A sub-divisional magistrate has prima facie committed contempt of court by sending notices to a couple who sought to marry under the Special Marriage Act, the Delhi High Court has observed, Live Law reported on Thursday.
In his judgement on August 10, Justice Najmi Waziri cited a 2009 order by the Delhi High Court directing marriage officers not to send such notices to the homes of Special Marriage Act applicants. The law provides for interfaith couples to get married.
Waziri said the 2009 order observed that sending such notices could jeopardise the applicants’ intentions of getting married and become a cause for “threat to their lives or limb” due to interference from their parents.
He issued a contempt notice against the sub-divisional magistrate and asked him to respond within two weeks. The matter will next be heard on September 8.
In this case, the Muslim woman and her Hindu partner decided to get married last year and applied for registration of their marriage. However, the sub-divisional magistrate sent a notice to the couple’s homes informing their families about their intention to get married.
The woman’s father and brother then detained her against her will, The Indian Express reported.

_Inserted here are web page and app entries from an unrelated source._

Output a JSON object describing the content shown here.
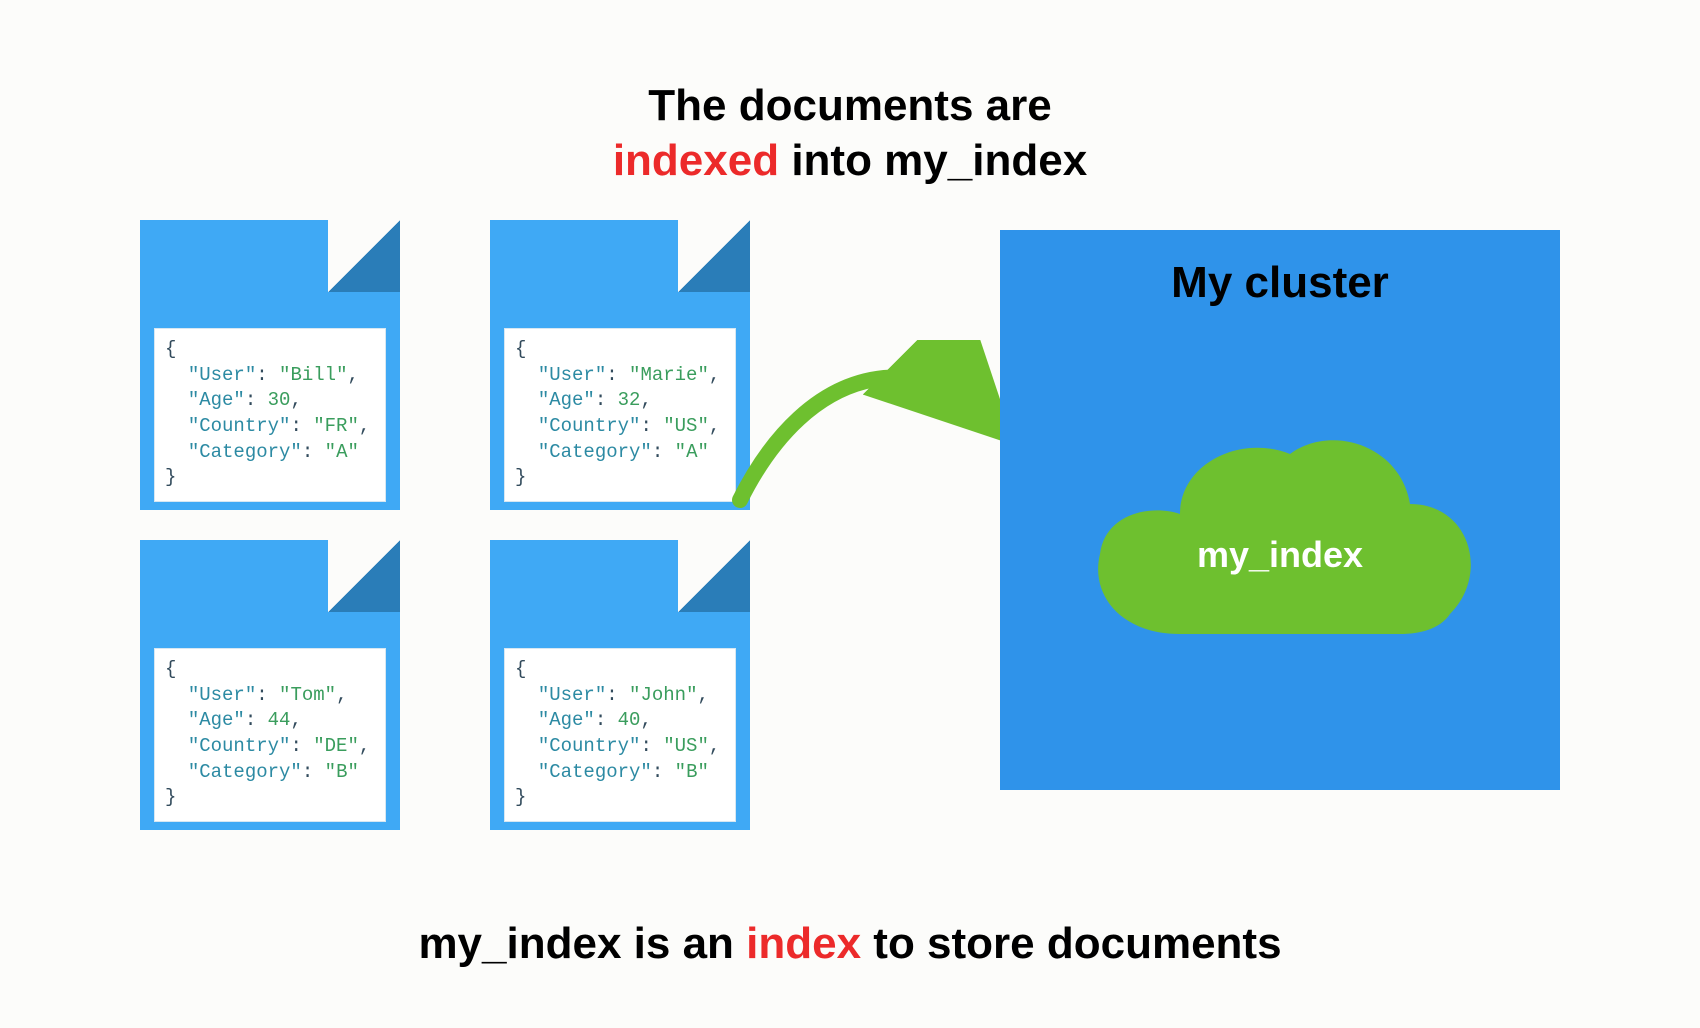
{
  "colors": {
    "doc_bg": "#3fa9f5",
    "doc_fold": "#2a7db8",
    "cluster_bg": "#2f93ea",
    "cloud_fill": "#6ec02f",
    "arrow_fill": "#6ec02f",
    "highlight": "#ec2a2a"
  },
  "heading_top": {
    "line1": "The documents are",
    "line2_highlight": "indexed",
    "line2_rest": " into my_index"
  },
  "heading_bottom": {
    "pre": "my_index is an ",
    "highlight": "index",
    "post": " to store documents"
  },
  "cluster": {
    "title": "My cluster",
    "index_label": "my_index"
  },
  "documents": [
    {
      "User": "Bill",
      "Age": 30,
      "Country": "FR",
      "Category": "A"
    },
    {
      "User": "Marie",
      "Age": 32,
      "Country": "US",
      "Category": "A"
    },
    {
      "User": "Tom",
      "Age": 44,
      "Country": "DE",
      "Category": "B"
    },
    {
      "User": "John",
      "Age": 40,
      "Country": "US",
      "Category": "B"
    }
  ]
}
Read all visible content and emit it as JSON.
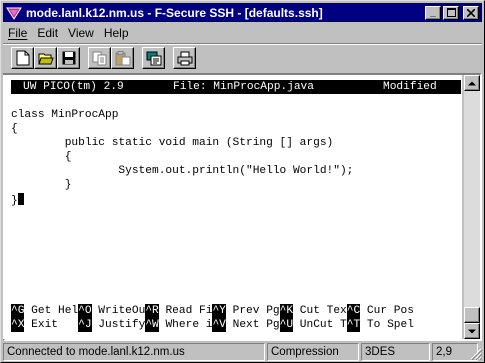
{
  "window": {
    "title": "mode.lanl.k12.nm.us - F-Secure SSH - [defaults.ssh]",
    "minimize_glyph": "_",
    "maximize_glyph": "□",
    "close_glyph": "✕"
  },
  "menu": {
    "file": "File",
    "edit": "Edit",
    "view": "View",
    "help": "Help"
  },
  "toolbar": {
    "icons": [
      "new-document-icon",
      "open-folder-icon",
      "save-disk-icon",
      "copy-icon",
      "paste-icon",
      "properties-icon",
      "print-icon"
    ]
  },
  "editor": {
    "app": "UW PICO(tm) 2.9",
    "file_label": "File: MinProcApp.java",
    "state": "Modified",
    "lines": [
      "class MinProcApp",
      "{",
      "        public static void main (String [] args)",
      "        {",
      "                System.out.println(\"Hello World!\");",
      "        }",
      "}"
    ],
    "shortcuts_row1": [
      {
        "key": "^G",
        "label": " Get Hel"
      },
      {
        "key": "^O",
        "label": " WriteOu"
      },
      {
        "key": "^R",
        "label": " Read Fi"
      },
      {
        "key": "^Y",
        "label": " Prev Pg"
      },
      {
        "key": "^K",
        "label": " Cut Tex"
      },
      {
        "key": "^C",
        "label": " Cur Pos"
      }
    ],
    "shortcuts_row2": [
      {
        "key": "^X",
        "label": " Exit   "
      },
      {
        "key": "^J",
        "label": " Justify"
      },
      {
        "key": "^W",
        "label": " Where i"
      },
      {
        "key": "^V",
        "label": " Next Pg"
      },
      {
        "key": "^U",
        "label": " UnCut T"
      },
      {
        "key": "^T",
        "label": " To Spel"
      }
    ]
  },
  "status": {
    "connection": "Connected to mode.lanl.k12.nm.us",
    "compression": "Compression",
    "cipher": "3DES",
    "position": "2,9"
  }
}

Her partner filed a habeas corpus petition before the High Court. The court counselled the woman’s family but she refused to return to her parents’ home. The couple got married in May 2020 under police protection.
While hearing a similar case in January, the Allahabad High Court had ruled that the requirement to give a public notice of intended marriage under the Special Marriage Act was not mandatory in Uttar Pradesh.
Sections 6 and 7 of the Special Marriage Act require the couple to publish a public notice 30 days prior to the marriage to invite or entertain objections.
However, the High Court had noted that mandatory publication of such a notice would interfere with the fundamental rights of liberty and privacy and the freedom to marry without the interference of the state. The court said it was up to the discretion of those getting married if they wanted to publish such a notice. The judgement also mentioned that the concerned marriage officer shall not publish a notice or entertain objections if the couple did not want the declaration.
In that case too, the High Court was hearing a habeas corpus petition alleging that an adult woman had been detained against her will for wanting to marry her partner, who was from a different religion.